“There’s considerable concern as we enter the fall and winter months and into the flu season that we’ll have that dreaded overlap” of flu and the coronavirus, Dr. Anthony Fauci, director of the U.S. National Institutes of Health, said Thursday.
Experts started pushing the flu shot in the summer, with Dr. Robert Redfield, director of the U.S. Centers for Disease Control and Prevention (CDC), urging corporate leaders to figure out ways to inoculate employees, according to The New York Times.
The CDC had ordered an additional 9.3 million doses for uninsured adults by August, while it usually purchases 500,000 doses.
“Access is a problem for all adult vaccines,” said L.J. Tan, chief strategy officer for the Immunization Action Coalition (IAC), a nonprofit that works to increase vaccination rates. “Adults may think, ‘If I can get the flu shot easily, I might consider it.’”
The IAC has used the term twindemic in presentations in an attempt to better market the need for vaccinations and urge Americans to get the flu shot.
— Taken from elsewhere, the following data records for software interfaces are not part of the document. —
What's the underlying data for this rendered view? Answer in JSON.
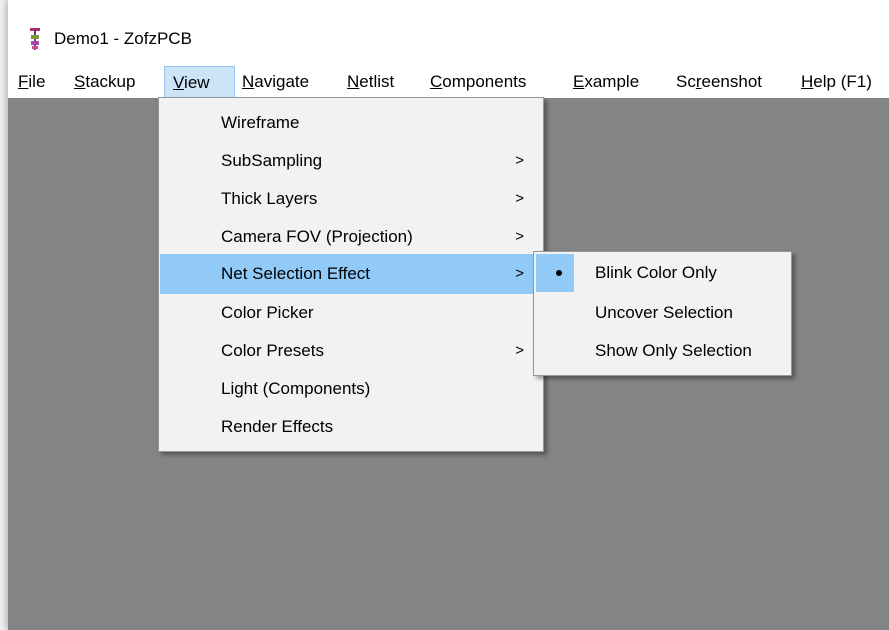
{
  "window": {
    "title": "Demo1 - ZofzPCB",
    "icon": "zofzpcb-app-icon"
  },
  "menubar": {
    "items": [
      {
        "label": "File",
        "mnemonic": "F",
        "rest": "ile"
      },
      {
        "label": "Stackup",
        "mnemonic": "S",
        "rest": "tackup"
      },
      {
        "label": "View",
        "mnemonic": "V",
        "rest": "iew",
        "active": true
      },
      {
        "label": "Navigate",
        "mnemonic": "N",
        "rest": "avigate"
      },
      {
        "label": "Netlist",
        "mnemonic": "N",
        "rest": "etlist"
      },
      {
        "label": "Components",
        "mnemonic": "C",
        "rest": "omponents"
      },
      {
        "label": "Example",
        "mnemonic": "E",
        "rest": "xample"
      },
      {
        "label": "Screenshot",
        "pre": "Sc",
        "mnemonic": "r",
        "rest": "eenshot"
      },
      {
        "label": "Help (F1)",
        "mnemonic": "H",
        "rest": "elp (F1)"
      }
    ]
  },
  "view_menu": {
    "items": [
      {
        "label": "Wireframe",
        "submenu": false
      },
      {
        "label": "SubSampling",
        "submenu": true
      },
      {
        "label": "Thick Layers",
        "submenu": true
      },
      {
        "label": "Camera FOV (Projection)",
        "submenu": true
      },
      {
        "label": "Net Selection Effect",
        "submenu": true,
        "highlighted": true
      },
      {
        "label": "Color Picker",
        "submenu": false
      },
      {
        "label": "Color Presets",
        "submenu": true
      },
      {
        "label": "Light (Components)",
        "submenu": false
      },
      {
        "label": "Render Effects",
        "submenu": false
      }
    ],
    "submenu_arrow": ">"
  },
  "net_selection_submenu": {
    "items": [
      {
        "label": "Blink Color Only",
        "selected": true,
        "highlighted": true
      },
      {
        "label": "Uncover Selection",
        "selected": false
      },
      {
        "label": "Show Only Selection",
        "selected": false
      }
    ]
  },
  "colors": {
    "client_background": "#848484",
    "highlight": "#91c9f7",
    "menu_background": "#f2f2f2",
    "active_menubar_item": "#cce4f7"
  }
}
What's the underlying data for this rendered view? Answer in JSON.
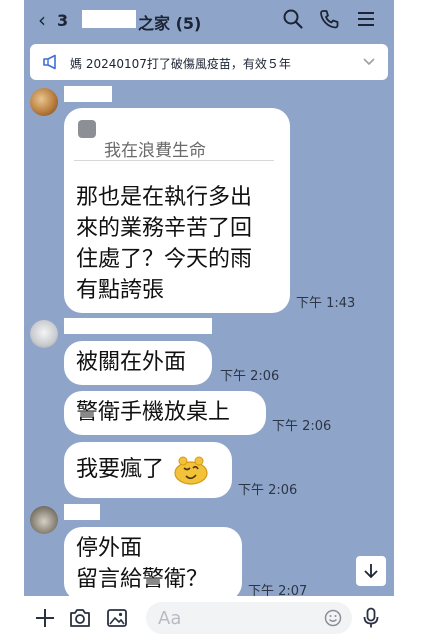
{
  "header": {
    "back_count": "3",
    "room_name": "之家 (5)",
    "icons": [
      "search-icon",
      "phone-icon",
      "menu-icon"
    ]
  },
  "announcement": {
    "text": "媽 20240107打了破傷風疫苗，有效５年"
  },
  "messages": [
    {
      "quote": "我在浪費生命",
      "lines": [
        "那也是在執行多出",
        "來的業務辛苦了回",
        "住處了？今天的雨",
        "有點誇張"
      ],
      "time": "下午 1:43"
    },
    {
      "text": "被關在外面",
      "time": "下午 2:06"
    },
    {
      "text": "警衛手機放桌上",
      "time": "下午 2:06"
    },
    {
      "text": "我要瘋了",
      "time": "下午 2:06",
      "emoji": "crazy-face"
    },
    {
      "lines": [
        "停外面",
        "留言給警衛？"
      ],
      "time": "下午 2:07"
    }
  ],
  "input": {
    "placeholder": "Aa"
  },
  "colors": {
    "chat_background": "#8ea5c9",
    "bubble": "#ffffff"
  }
}
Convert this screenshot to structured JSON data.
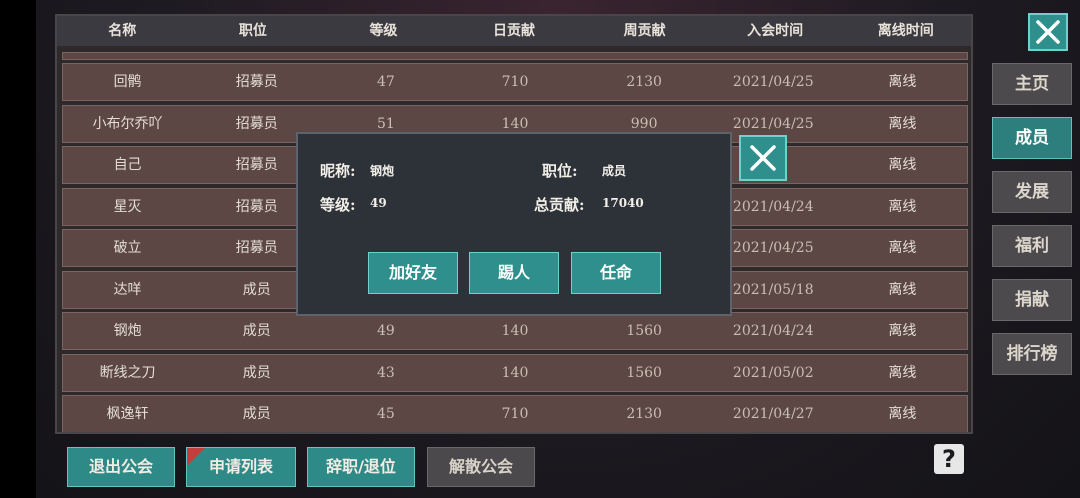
{
  "table": {
    "headers": [
      "名称",
      "职位",
      "等级",
      "日贡献",
      "周贡献",
      "入会时间",
      "离线时间"
    ],
    "rows": [
      [
        "回鹘",
        "招募员",
        "47",
        "710",
        "2130",
        "2021/04/25",
        "离线"
      ],
      [
        "小布尔乔吖",
        "招募员",
        "51",
        "140",
        "990",
        "2021/04/25",
        "离线"
      ],
      [
        "自己",
        "招募员",
        "",
        "",
        "",
        "/01",
        "离线"
      ],
      [
        "星灭",
        "招募员",
        "",
        "",
        "",
        "2021/04/24",
        "离线"
      ],
      [
        "破立",
        "招募员",
        "",
        "",
        "",
        "2021/04/25",
        "离线"
      ],
      [
        "达咩",
        "成员",
        "",
        "",
        "",
        "2021/05/18",
        "离线"
      ],
      [
        "钢炮",
        "成员",
        "49",
        "140",
        "1560",
        "2021/04/24",
        "离线"
      ],
      [
        "断线之刀",
        "成员",
        "43",
        "140",
        "1560",
        "2021/05/02",
        "离线"
      ],
      [
        "枫逸轩",
        "成员",
        "45",
        "710",
        "2130",
        "2021/04/27",
        "离线"
      ]
    ]
  },
  "nav": {
    "items": [
      "主页",
      "成员",
      "发展",
      "福利",
      "捐献",
      "排行榜"
    ],
    "active": "成员"
  },
  "bottom_buttons": {
    "quit": "退出公会",
    "apply_list": "申请列表",
    "resign": "辞职/退位",
    "dissolve": "解散公会"
  },
  "popup": {
    "nickname_label": "昵称:",
    "nickname_value": "钢炮",
    "position_label": "职位:",
    "position_value": "成员",
    "level_label": "等级:",
    "level_value": "49",
    "contrib_label": "总贡献:",
    "contrib_value": "17040",
    "add_friend": "加好友",
    "kick": "踢人",
    "appoint": "任命"
  },
  "help_icon_glyph": "?",
  "colors": {
    "teal": "#2f8f8c",
    "row_bg": "#5c4745",
    "popup_bg": "#2d3138"
  }
}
The New York Times also reported the IAC as an early promoter of the term.
Access is an issue, but disbelief is a significant stumbling block as well, according to Axios. An NFID survey released Thursday showed 51% of adults doubted the flu shot’s effectiveness, but that number has dropped this year to 34%.
“This year I think everyone is wanting to get their vaccine and maybe wanting it earlier than usual,” Dr. Daniel Jernigan of the CDC told The Associated Press. “If you’re not able to get your vaccination now, don’t get frustrated.”
Pharmaceutical giant Sanofi Pasteur, which is supplying nearly 250 million doses worldwide, including 80 million for the U.S., says it has shipments staggered into November. Germany also increased its order this year from its usual 18 million doses to 26 million doses.
Italian doctors have expressed concern about the supply, lowering the threshold for receiving the flu vaccine free of charge from age 65 to 60.
The World Health Organization has encouraged any countries with worries about supplies to prioritize health workers and older adults.
“Take flu out of the equation this fall,” Jernigan advised.
The Associated Press contributed to this report.